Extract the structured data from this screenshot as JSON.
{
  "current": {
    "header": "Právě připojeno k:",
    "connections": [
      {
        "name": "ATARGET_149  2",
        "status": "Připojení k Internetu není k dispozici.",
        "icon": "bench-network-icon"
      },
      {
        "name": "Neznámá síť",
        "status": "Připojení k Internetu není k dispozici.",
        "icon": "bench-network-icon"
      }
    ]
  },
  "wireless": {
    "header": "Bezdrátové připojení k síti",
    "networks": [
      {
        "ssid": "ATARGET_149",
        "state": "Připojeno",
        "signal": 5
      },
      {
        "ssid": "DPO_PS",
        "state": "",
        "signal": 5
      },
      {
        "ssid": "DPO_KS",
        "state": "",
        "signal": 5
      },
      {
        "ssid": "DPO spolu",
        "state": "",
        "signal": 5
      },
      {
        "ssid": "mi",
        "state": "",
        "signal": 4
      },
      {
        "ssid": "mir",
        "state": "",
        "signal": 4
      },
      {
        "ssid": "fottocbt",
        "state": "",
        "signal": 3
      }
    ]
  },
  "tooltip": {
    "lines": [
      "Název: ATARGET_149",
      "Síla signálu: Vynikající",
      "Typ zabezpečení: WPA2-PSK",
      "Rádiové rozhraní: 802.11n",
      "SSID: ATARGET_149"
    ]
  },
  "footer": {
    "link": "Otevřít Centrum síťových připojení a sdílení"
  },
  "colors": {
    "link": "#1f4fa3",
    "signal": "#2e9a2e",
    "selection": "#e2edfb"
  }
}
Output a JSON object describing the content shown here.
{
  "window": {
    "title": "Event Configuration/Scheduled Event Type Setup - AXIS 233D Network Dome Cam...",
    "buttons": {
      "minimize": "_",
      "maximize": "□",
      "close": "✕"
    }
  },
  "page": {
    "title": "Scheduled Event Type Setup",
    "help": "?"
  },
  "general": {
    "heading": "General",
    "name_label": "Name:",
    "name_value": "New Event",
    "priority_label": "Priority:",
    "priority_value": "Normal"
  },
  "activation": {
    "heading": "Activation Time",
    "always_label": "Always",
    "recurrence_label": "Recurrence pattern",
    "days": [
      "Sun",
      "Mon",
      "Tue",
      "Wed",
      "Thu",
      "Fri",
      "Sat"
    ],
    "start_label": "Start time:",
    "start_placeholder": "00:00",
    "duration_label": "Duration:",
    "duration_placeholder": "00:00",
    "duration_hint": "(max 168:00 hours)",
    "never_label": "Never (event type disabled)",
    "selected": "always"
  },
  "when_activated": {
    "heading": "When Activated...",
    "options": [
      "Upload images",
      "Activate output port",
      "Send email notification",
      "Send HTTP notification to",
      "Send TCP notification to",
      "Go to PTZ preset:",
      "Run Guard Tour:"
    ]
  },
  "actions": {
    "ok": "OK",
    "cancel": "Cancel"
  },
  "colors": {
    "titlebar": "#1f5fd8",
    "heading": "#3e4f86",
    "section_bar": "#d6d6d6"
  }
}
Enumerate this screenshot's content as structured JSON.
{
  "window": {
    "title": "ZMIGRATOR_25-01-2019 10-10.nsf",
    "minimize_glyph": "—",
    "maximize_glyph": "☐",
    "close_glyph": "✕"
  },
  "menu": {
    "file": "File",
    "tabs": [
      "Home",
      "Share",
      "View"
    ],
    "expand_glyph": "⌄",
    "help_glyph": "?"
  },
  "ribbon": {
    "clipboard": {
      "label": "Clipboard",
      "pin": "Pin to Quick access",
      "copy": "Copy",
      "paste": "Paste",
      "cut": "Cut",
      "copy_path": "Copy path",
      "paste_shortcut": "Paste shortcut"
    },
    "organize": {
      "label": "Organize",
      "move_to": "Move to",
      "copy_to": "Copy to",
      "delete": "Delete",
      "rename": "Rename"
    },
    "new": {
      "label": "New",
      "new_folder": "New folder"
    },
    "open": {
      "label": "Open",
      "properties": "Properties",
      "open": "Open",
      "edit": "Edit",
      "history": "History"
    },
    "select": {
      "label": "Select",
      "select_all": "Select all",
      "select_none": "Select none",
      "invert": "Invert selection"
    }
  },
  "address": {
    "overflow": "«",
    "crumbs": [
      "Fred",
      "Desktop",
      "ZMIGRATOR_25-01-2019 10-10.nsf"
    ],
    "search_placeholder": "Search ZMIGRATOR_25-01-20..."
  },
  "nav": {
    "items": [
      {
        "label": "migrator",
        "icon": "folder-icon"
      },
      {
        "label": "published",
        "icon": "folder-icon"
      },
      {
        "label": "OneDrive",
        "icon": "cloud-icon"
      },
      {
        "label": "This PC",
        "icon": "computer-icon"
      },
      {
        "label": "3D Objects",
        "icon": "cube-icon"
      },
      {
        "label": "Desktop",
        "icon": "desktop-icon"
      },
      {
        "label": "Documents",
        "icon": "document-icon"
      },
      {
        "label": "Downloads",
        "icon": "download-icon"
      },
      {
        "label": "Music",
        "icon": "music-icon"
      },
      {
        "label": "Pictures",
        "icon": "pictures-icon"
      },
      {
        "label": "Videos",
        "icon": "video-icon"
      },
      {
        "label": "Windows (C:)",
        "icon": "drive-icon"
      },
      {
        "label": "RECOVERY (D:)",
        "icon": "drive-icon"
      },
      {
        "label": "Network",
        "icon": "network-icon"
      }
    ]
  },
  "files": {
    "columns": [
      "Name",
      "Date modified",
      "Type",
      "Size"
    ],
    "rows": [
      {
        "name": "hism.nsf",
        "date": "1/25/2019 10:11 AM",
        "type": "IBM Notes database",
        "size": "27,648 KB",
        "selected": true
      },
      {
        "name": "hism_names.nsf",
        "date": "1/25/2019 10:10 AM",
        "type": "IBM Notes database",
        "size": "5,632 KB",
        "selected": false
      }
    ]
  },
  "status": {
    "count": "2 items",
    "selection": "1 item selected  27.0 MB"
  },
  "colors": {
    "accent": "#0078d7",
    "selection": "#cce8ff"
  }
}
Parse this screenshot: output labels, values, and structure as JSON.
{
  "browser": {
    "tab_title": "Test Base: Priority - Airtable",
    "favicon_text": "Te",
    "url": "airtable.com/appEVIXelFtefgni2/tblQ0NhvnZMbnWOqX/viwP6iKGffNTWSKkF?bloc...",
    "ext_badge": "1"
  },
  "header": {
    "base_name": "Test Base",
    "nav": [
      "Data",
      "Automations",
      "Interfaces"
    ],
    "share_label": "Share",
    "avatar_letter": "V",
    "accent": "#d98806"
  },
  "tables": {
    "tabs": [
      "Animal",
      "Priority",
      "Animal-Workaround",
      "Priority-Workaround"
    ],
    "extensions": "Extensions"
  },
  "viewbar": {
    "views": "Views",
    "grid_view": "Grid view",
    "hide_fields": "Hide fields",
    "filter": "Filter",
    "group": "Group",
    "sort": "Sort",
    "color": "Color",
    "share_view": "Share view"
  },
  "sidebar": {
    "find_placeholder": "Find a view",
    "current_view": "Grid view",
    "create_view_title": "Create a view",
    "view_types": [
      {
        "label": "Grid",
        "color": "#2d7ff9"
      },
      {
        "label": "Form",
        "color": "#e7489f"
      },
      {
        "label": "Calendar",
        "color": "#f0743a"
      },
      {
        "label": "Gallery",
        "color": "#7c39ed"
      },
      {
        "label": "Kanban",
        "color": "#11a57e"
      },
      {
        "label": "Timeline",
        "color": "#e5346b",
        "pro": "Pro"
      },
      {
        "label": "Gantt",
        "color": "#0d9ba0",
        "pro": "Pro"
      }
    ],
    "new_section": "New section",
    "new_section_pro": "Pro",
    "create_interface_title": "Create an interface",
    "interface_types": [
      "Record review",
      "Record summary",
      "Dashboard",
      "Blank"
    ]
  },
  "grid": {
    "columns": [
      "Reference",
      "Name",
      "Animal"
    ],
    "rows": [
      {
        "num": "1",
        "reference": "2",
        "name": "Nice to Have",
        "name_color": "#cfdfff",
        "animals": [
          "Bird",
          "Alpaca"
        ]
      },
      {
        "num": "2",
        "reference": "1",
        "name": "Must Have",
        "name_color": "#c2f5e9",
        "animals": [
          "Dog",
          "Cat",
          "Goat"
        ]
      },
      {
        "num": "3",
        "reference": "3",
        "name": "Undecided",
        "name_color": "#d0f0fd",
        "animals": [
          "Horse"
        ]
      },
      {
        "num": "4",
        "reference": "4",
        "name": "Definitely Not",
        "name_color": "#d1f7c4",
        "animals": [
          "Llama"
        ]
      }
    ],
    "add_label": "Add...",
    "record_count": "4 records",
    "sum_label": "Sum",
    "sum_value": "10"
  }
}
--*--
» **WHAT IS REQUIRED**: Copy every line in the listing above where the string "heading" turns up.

» **SOLUTION**:
    "heading": "General",
    "heading": "Activation Time",
    "heading": "When Activated...",
    "heading": "#3e4f86",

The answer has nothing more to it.